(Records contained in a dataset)
..........
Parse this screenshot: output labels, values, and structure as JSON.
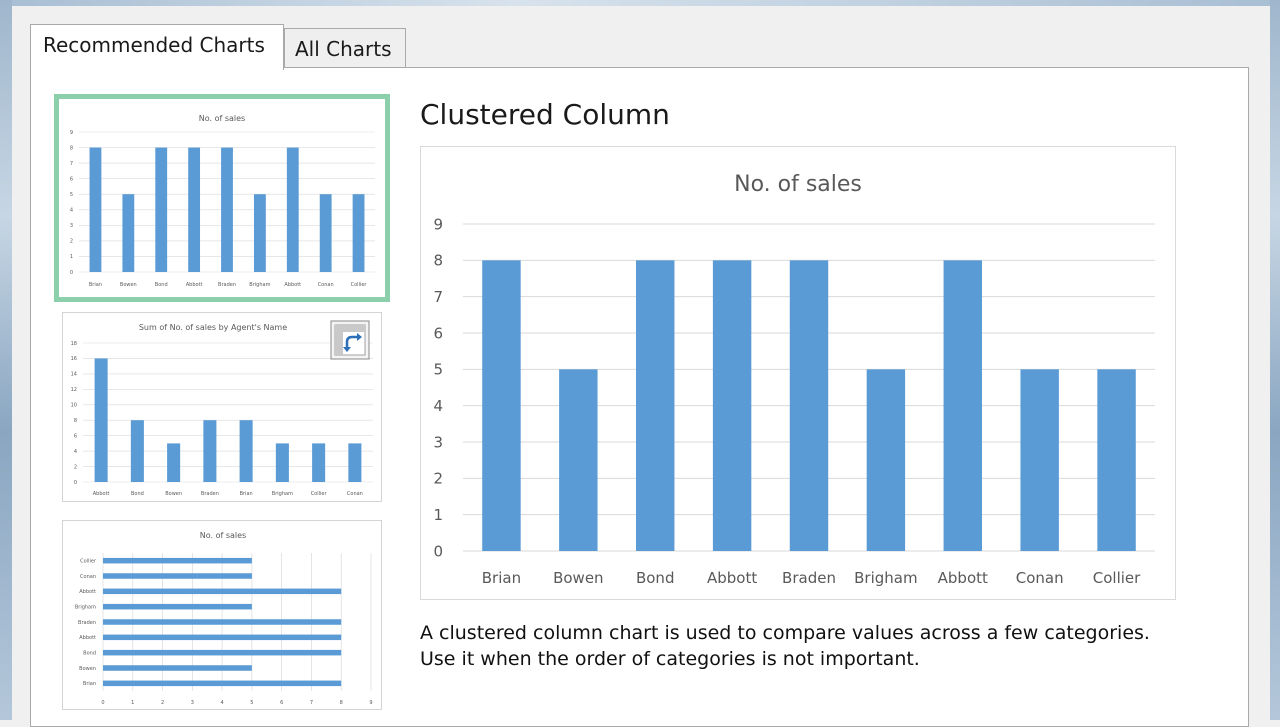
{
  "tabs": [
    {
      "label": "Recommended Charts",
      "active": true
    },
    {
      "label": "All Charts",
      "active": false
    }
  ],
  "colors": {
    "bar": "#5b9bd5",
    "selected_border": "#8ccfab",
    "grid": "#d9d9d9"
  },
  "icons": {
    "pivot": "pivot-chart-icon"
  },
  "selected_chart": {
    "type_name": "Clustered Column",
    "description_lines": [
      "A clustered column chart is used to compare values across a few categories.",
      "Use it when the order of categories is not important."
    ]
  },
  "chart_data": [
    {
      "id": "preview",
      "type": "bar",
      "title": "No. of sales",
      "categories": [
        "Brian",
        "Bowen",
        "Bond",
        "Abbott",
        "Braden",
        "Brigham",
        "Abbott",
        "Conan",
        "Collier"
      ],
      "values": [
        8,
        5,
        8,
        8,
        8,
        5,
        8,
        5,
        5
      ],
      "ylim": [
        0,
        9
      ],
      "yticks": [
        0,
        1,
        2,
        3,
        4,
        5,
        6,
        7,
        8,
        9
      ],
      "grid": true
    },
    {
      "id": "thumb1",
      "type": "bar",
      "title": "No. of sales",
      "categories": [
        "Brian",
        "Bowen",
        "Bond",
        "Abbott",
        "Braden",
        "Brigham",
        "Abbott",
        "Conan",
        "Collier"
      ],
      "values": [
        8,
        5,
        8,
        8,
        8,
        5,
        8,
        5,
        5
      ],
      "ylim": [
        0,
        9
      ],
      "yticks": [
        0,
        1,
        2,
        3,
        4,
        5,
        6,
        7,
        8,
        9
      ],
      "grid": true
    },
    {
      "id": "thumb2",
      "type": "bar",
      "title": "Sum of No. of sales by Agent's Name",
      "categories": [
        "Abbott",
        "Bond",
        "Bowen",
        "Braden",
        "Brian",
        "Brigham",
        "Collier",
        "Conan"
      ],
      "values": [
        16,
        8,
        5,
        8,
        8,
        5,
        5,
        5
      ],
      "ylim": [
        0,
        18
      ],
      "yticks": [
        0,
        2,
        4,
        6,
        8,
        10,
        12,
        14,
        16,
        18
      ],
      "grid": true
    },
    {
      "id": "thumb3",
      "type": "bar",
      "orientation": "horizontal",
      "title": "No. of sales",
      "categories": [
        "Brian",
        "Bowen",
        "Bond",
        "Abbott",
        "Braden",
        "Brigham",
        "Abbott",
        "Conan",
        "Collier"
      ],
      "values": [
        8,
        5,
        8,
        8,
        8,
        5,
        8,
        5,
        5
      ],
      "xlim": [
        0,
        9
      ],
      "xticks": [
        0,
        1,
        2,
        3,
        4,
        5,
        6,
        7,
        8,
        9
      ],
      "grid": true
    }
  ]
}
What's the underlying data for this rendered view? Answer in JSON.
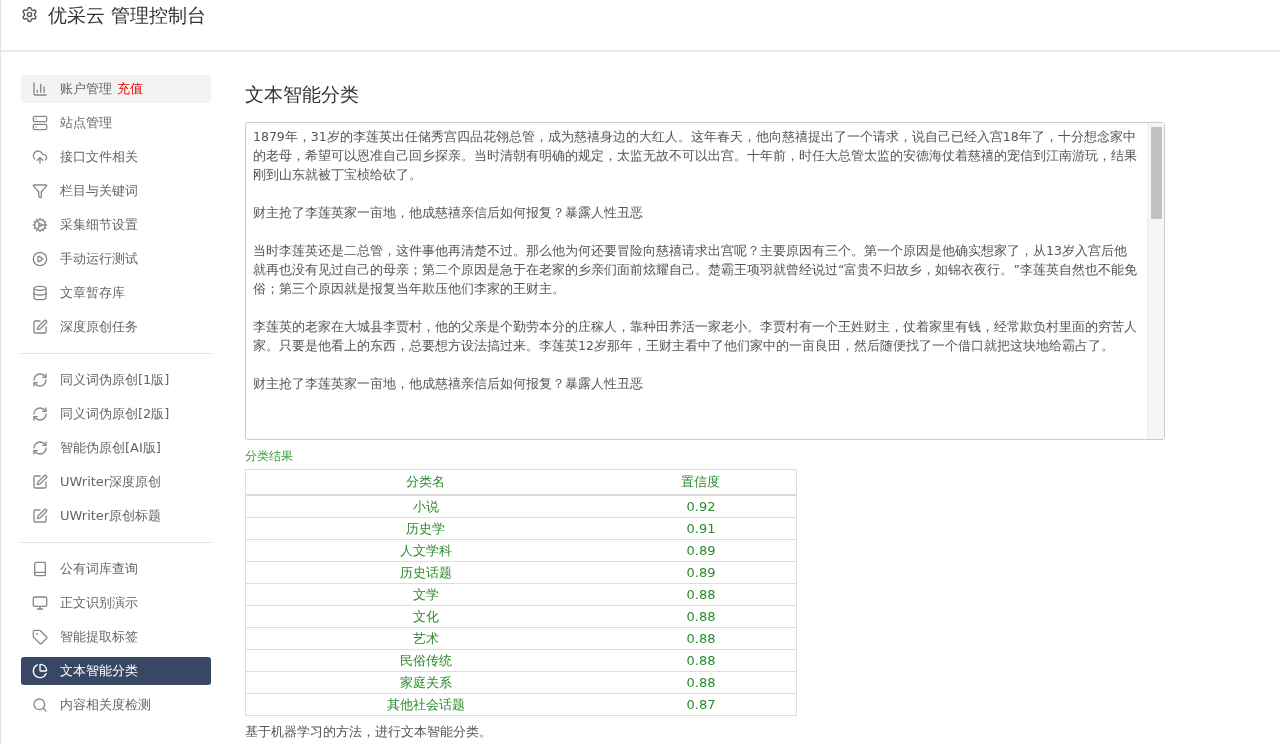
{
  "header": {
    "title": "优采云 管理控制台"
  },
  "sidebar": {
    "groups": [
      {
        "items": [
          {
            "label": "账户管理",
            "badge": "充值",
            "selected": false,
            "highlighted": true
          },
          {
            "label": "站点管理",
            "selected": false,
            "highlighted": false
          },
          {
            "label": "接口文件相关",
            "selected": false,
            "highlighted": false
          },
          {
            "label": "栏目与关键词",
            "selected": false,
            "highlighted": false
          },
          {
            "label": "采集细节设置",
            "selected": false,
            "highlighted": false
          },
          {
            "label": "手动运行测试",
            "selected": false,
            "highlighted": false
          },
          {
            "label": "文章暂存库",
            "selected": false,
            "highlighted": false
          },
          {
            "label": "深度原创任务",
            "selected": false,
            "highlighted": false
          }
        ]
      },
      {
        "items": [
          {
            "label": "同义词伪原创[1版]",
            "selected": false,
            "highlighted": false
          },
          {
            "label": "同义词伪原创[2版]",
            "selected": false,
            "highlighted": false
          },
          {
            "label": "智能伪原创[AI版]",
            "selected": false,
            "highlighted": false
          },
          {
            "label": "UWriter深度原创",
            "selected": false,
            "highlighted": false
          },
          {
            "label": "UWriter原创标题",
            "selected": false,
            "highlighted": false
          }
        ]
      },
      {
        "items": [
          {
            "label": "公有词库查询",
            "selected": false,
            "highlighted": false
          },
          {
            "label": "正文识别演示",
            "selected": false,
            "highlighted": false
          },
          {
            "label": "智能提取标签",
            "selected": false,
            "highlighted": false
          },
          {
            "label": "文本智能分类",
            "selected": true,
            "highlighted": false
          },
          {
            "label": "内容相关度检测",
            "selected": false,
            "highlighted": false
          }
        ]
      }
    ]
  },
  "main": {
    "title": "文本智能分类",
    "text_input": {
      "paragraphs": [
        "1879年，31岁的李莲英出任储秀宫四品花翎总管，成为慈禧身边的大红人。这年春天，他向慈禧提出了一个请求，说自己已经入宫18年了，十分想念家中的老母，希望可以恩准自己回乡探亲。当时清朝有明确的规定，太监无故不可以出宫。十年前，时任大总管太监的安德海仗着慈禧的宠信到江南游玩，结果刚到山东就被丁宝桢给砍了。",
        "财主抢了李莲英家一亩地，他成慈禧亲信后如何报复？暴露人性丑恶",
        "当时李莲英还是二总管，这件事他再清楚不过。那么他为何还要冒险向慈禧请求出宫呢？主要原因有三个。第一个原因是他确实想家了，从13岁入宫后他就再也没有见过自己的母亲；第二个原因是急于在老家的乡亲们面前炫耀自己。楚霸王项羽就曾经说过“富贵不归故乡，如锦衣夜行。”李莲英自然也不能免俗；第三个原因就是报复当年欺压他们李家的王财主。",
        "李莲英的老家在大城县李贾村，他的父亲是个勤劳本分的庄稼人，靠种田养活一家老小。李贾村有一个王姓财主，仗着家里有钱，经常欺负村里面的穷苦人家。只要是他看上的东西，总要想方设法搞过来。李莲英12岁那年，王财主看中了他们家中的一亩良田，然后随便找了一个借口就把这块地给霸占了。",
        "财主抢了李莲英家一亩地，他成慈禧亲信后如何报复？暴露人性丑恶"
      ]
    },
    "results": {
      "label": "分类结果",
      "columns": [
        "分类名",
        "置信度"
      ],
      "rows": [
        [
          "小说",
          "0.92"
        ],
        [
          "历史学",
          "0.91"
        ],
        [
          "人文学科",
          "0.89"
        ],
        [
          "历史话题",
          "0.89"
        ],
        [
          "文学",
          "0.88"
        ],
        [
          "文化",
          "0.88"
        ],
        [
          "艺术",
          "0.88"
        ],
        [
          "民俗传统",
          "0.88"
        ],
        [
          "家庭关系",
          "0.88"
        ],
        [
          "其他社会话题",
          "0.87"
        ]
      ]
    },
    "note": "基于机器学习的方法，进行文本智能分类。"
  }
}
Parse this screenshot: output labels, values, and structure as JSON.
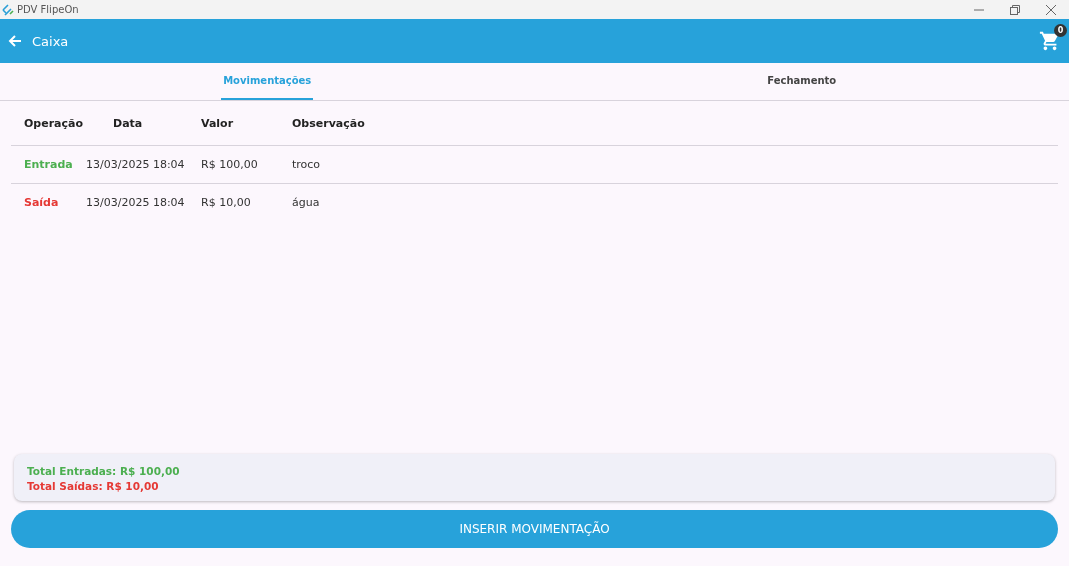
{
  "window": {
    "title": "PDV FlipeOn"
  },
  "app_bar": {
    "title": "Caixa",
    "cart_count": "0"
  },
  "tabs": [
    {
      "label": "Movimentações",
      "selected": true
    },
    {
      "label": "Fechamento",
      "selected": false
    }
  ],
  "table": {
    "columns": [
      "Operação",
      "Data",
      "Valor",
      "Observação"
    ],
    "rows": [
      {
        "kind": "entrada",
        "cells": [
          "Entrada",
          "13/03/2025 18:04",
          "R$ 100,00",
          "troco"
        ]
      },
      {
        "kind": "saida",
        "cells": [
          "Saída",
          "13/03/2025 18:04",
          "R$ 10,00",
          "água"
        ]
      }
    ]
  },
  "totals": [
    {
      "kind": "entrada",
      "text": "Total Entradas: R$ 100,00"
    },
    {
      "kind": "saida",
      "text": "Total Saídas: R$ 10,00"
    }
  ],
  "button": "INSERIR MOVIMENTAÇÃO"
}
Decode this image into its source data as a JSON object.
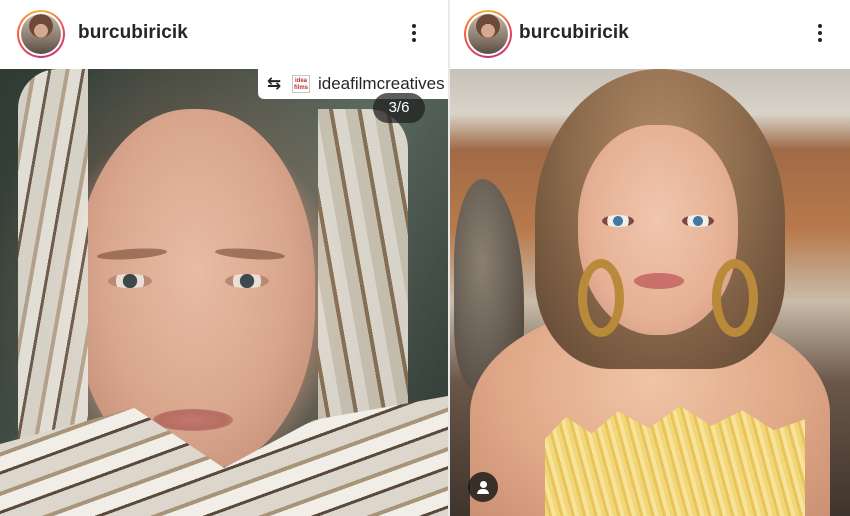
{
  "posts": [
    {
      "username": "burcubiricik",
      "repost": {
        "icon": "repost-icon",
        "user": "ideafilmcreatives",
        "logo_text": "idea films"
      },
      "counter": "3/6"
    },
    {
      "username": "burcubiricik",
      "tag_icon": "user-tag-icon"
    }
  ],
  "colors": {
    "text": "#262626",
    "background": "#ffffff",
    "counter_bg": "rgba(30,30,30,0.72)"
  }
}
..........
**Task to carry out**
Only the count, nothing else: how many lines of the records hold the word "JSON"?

**Solution for this problem**
4